◆ Instructions to follow: Search the data below for the word "amount" and report how many lines contain it. Nothing but the number is needed.

[Items from an interface collection]

****

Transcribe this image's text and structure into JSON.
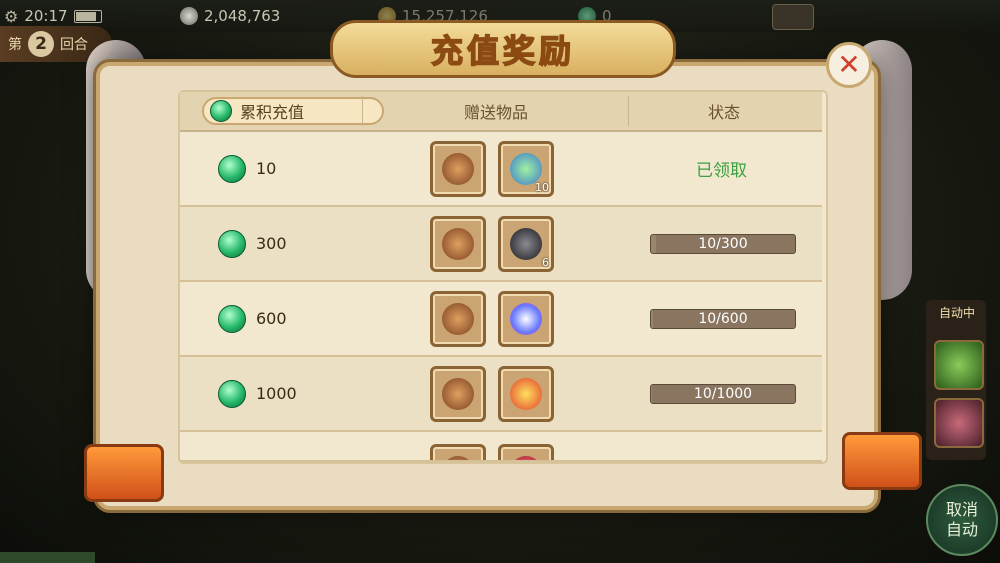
{
  "status_bar": {
    "time": "20:17"
  },
  "currencies": [
    {
      "name": "silver",
      "icon": "silver-coin-icon",
      "value": "2,048,763"
    },
    {
      "name": "gold",
      "icon": "gold-ingot-icon",
      "value": "15,257,126"
    },
    {
      "name": "jade",
      "icon": "jade-coin-icon",
      "value": "0"
    }
  ],
  "round": {
    "prefix": "第",
    "number": "2",
    "suffix": "回合"
  },
  "side_panel": {
    "auto_label": "自动中",
    "cancel_auto": "取消\n自动"
  },
  "modal": {
    "title": "充值奖励",
    "close": "✕",
    "headers": {
      "accumulated": "累积充值",
      "gifts": "赠送物品",
      "status": "状态"
    },
    "rows": [
      {
        "amount": "10",
        "items": [
          {
            "icon": "treasure-bag-icon",
            "count": ""
          },
          {
            "icon": "herb-potion-icon",
            "count": "10"
          }
        ],
        "status_text": "已领取",
        "progress": null
      },
      {
        "amount": "300",
        "items": [
          {
            "icon": "treasure-bag-icon",
            "count": ""
          },
          {
            "icon": "dark-ore-icon",
            "count": "6"
          }
        ],
        "status_text": "10/300",
        "progress": 0.0333
      },
      {
        "amount": "600",
        "items": [
          {
            "icon": "treasure-bag-icon",
            "count": ""
          },
          {
            "icon": "crystal-orb-icon",
            "count": ""
          }
        ],
        "status_text": "10/600",
        "progress": 0.0167
      },
      {
        "amount": "1000",
        "items": [
          {
            "icon": "treasure-bag-icon",
            "count": ""
          },
          {
            "icon": "lucky-bag-icon",
            "count": ""
          }
        ],
        "status_text": "10/1000",
        "progress": 0.01
      },
      {
        "amount": "",
        "items": [
          {
            "icon": "treasure-bag-icon",
            "count": ""
          },
          {
            "icon": "red-bag-icon",
            "count": ""
          }
        ],
        "status_text": "",
        "progress": null
      }
    ]
  },
  "colors": {
    "jade": "#26b86a",
    "claimed": "#3aa040",
    "accent": "#c8a870"
  }
}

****

◆ Exercise answer: 5